Prostatitis is simply the inflammation of the prostate — a small gland that’s the size of a walnut and is responsible for the production of the milky prostatic fluid, one of the important components of semen. According to the experts, around 10 to 12 percent of all men go through the symptoms of this condition. There are a handful of problems concerning the prostate gland, and prostatitis is one of the most commonly encountered by men below 50 years of age.
The condition may be brought about by bacterial infection. In this case, the administration of antibiotics is performed to treat the problem. However, it’s possible for prostatitis to be caused by other factors aside from invading bacteria. There are instances, too, wherein doctors may fail to pinpoint the exact cause.
Prostatitis may appear gradually or all of a sudden, depending on the causative factor. It is possible for the condition to resolve quickly with proper treatment, or sometimes completely on its own. There are certain types of prostatitis which stay around for several months or keep on showing up, something which is referred to as chronic prostatitis.
Prostatitis comes in different types, primarily based on the cause. They are the following:
- Acute bacterial prostatitis – Even though this is the least common type of the condition, it’s the one with the most severe symptoms. Since it is brought about by bacterial infection, someone who is suffering from it may also experience vomiting, nausea, fever and chills. Prompt medical treatment is warranted to keep the infection from spreading and causing many other complications like bladder infection or blockage of urine flow.
- Chronic bacterial prostatitis – This type of the condition is brought about by frequently occurring urinary tract infections (UTIs) whose bacterial cause has affected the prostate gland too. Often, diagnosing it can be a challenge for the doctors. A male may already be suffering from it for a long time before symptoms show up. The symptoms are almost the same as those of acute bacterial prostatitis, although they are usually less in severity.
- Chronic nonbacterial prostatitis or chronic pelvic pain syndrome – It’s true that this is the most common form of prostatitis. However, it’s also the least understood by the medical community. This particular condition can either be inflammatory or non-inflammatory in nature, depending on the presence or absence of white blood cells in the urine, prostatic fluid or semen. The symptoms may show up and disappear on their own, or they may stay around for a long time. It’s not uncommon for doctors to fail to identify the cause.
- Asymptomatic inflammatory prostatitis – Just like what the name says, the person suffering from this type of prostatitis experiences no symptom at all. Usually, the condition is accidentally diagnosed during infertility or prostate cancer checkups, in particular upon the detection of white blood cells in the urine, prostatic fluid or semen.
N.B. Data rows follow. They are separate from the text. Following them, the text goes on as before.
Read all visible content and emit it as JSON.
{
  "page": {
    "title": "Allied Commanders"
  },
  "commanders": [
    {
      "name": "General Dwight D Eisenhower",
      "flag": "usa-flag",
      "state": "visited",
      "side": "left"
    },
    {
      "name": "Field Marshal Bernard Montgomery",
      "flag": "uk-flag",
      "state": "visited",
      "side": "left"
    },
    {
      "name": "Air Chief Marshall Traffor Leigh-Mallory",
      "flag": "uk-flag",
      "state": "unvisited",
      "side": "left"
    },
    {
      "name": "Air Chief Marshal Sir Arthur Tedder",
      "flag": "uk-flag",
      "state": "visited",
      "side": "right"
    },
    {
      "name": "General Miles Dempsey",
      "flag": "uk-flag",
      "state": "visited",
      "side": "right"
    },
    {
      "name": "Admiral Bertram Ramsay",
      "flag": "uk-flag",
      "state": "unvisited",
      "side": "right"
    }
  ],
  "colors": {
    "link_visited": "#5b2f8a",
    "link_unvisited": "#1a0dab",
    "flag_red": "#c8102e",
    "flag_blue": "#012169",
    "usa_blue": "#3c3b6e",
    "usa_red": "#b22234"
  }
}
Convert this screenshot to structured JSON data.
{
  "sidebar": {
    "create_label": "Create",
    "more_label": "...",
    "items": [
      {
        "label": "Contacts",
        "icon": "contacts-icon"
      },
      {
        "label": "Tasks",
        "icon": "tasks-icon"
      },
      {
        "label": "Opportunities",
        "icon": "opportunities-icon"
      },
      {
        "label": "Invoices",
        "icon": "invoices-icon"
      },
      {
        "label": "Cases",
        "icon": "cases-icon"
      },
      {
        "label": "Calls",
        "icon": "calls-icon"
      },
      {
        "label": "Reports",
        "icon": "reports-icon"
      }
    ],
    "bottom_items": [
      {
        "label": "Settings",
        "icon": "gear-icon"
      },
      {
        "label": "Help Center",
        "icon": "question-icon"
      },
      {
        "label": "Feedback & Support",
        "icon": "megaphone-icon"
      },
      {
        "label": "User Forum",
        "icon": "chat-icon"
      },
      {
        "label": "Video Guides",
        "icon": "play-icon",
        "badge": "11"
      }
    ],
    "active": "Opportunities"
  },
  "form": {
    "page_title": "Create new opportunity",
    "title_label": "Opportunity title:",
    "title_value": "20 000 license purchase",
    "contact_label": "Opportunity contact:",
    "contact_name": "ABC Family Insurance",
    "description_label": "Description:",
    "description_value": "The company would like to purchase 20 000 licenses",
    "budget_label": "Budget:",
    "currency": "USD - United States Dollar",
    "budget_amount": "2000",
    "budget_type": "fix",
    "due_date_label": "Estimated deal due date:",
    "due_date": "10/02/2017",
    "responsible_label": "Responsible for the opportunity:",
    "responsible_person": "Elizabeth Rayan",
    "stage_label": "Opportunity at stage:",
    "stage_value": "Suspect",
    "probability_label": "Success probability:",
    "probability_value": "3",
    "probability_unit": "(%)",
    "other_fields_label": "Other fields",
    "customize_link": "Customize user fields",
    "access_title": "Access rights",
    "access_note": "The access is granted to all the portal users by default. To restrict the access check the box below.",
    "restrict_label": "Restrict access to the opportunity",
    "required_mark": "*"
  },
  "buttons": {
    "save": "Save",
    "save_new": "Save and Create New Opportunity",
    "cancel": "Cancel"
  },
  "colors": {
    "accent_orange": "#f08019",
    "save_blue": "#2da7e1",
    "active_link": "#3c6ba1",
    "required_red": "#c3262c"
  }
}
The symptoms of prostatitis vary depending on what’s causing it. Here are some of the things experienced by someone with the condition:
- Dysuria – Pain or burning sensation during urination
- Nocturia – Frequent urination most especially at night
- Difficulty in urinating
- Pain in the penis, scrotum, rectum, groin, abdomen or lower back
- Painful ejaculations or orgasms
- Flu-like symptoms
Especially if prostatitis is brought about by bacterial infection, prompt treatment is warranted. Otherwise, there are certain complications that may arise such as:
- Bacteremia – Bacterial infection of the blood
- Epididymitis – Inflammation of the convoluted tube called the epididymis that serves as the passageway of sperm from the testicles to the vas deferens
- Prostatic abscess – Development of cavities in the prostate gland that are pus-filled
- Infertility and abnormalities with the semen – Usually due to chronic prostatitis
To get rid of prostatitis, the underlying cause has to be treated. There are different medical treatments for prostatitis, and they include:
- Antibiotics – These drugs are administered to kill off the bacteria causing the condition. In severe cases, a doctor may recommend intravenous (IV) antibiotics.
- Non-steroidal anti-inflammatory drugs or NSAIDS – They are prescribed to help lessen the inflammation of the prostate, thus providing relief from pain or discomfort.
- Alpha blockers – These drugs are given to promote the relaxation of the muscles where the prostate gland joins the urinary bladder. The administration of alpha blockers helps in lessening some of the symptoms such as painful urination.
- Prostate massage – Similar to a digital rectal exam, this is performed by a doctor to empty the contents of the prostate gland.